Facebook users will soon be able to get news through a special in-app tab, with the new feature being rolled out in select cities in the United States yesterday, Oct. 25. This comes as the social media giant faced criticism for being a platform for mis- and disinformation.
Facebook News, Facebook CEO Mark Zuckerberg said during its launch in New York, will be a “dedicated tab for high-quality journalism.”
The feature “gives people more control over the stories they see, and the ability to explore a wider range of their news interests, directly within the Facebook app,” the company’s Vice President for Global News Partnerships Campbell Brown and Facebook News Product Manager Mona Sarantakos said in a statement.
In an effort to help the public see the reports that “matter the most” and understand topics that “other people are reading and talking about,” it will also feature a roundup of the most relevant national stories of the day.
According to a July 2019 survey conducted by American fact tank Pew Research Center, 52 percent of adults in the US get news from Facebook.
In the Philippines, 21 percent or one in every five Filipino adults use the platform daily for reading the news, according to the Social Weather Station. It ranks only second to those primarily using television as a news source.
The new feature will provide a daily stream of headlines and article previews curated for each user, decided on by algorithm and a team of human editors.
The Facebook News tab, which will appear similar to the Facebook app’s video-streaming tab called Watch and buy-and-sell section called Marketplace, will feature stories based on a user’s interests and past engagements (such as likes, comments, and shares) with previous stories, topics and publishers. The stories will range from general news, topical news – with a special focus on business, health, entertainment and sports – racial diversity news, and reports produced by local news outlets.
On the other hand, “Today’s Stories,” the section that highlights the major news items of the day, will be hand-picked by a team of journalists hired by Facebook.
“The team… will make curatorial choices independently, not at the direction of Facebook, publishers or advertisers,” Brown and Sarantakos said in their statement. The said team will select stories considering its prevalence, impact, interest and diversity, according to the Facebook News website.

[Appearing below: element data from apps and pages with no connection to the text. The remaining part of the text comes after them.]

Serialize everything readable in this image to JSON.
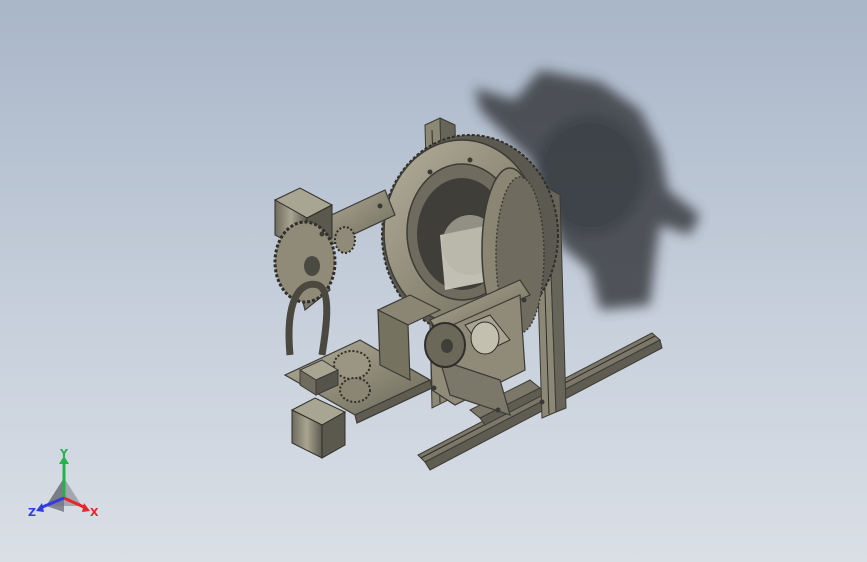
{
  "viewport": {
    "background_top": "#a9b6c8",
    "background_bottom": "#dadfe6",
    "model_color": "#8f8b78",
    "model_dark": "#55534a",
    "shadow_color": "#3a3d42"
  },
  "triad": {
    "x_label": "X",
    "y_label": "Y",
    "z_label": "Z",
    "x_color": "#e8262a",
    "y_color": "#24b34a",
    "z_color": "#2f3ce0"
  }
}
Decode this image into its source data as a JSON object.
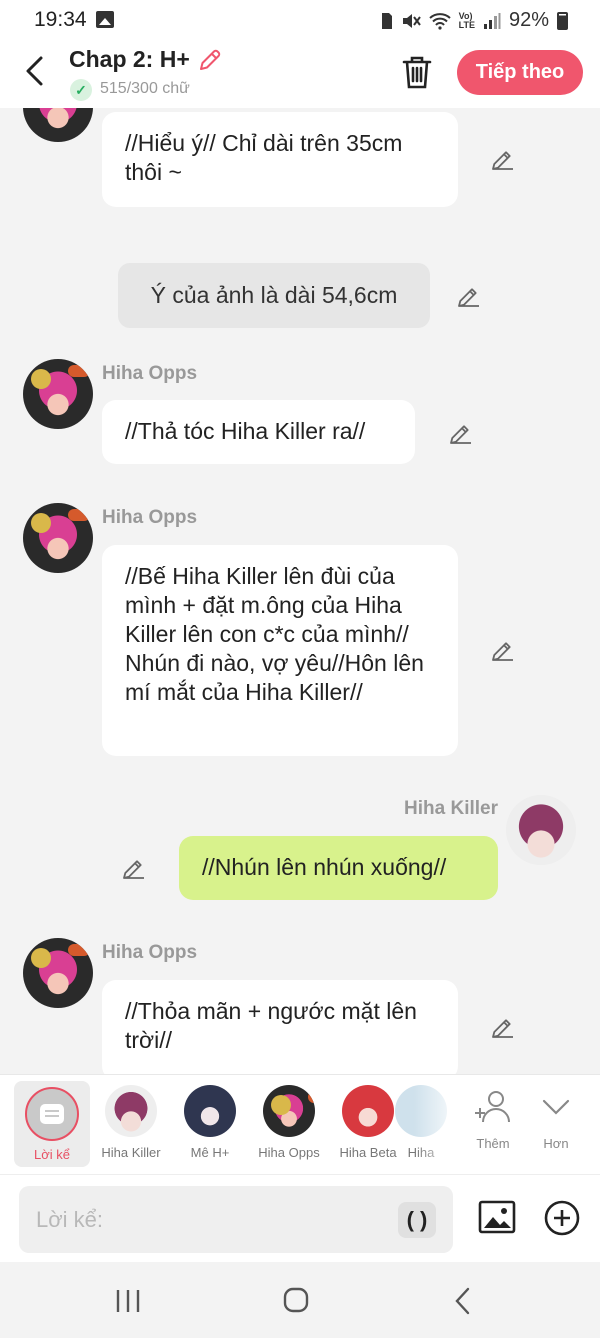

The feature will also enable Facebook users to link their subscriptions to various publications to Facebook.
The introduction of Facebook News is part of the company’s efforts to “sustain great journalism and strengthen democracy,” Brown and Sarantakos said.
“I care about giving people a voice,” Zuckerberg said during the launch, “…but at the end of the day in order for that to be valuable, there needs to be a strong and free press.”
“It’s no secret the internet has really disrupted the news business model. I just think every internet platform has a responsibility to try to help fund and form partnerships to support news.”
For Facebook News, the company partnered with several major US news organizations and some 6,000 local news outlets. News reports earlier in the year reported that publishers were allegedly approached by Facebook with offers as much as $3 million a year to license previews and headlines of their stories on Facebook.
Zuckerberg launched the feature in a media event alongside Robert Thomson, Chief Executive of News Corp., which houses The Wall Street Journal, among other publications.
The initial test of the feature covers New York, Los Angeles, Chicago, Dallas-Fort Worth, Philadelphia, Houston, Washington DC, Miami, Atlanta and Boston.
However, Zuckerberg also mentioned that there is a plan to widen the scope of Facebook News’s operations.
“The goal over time is to cover a wider set of publishers,” he said. “Right now we’re launching this just in the US to start now but we want to do something like this across the rest of the world as well.”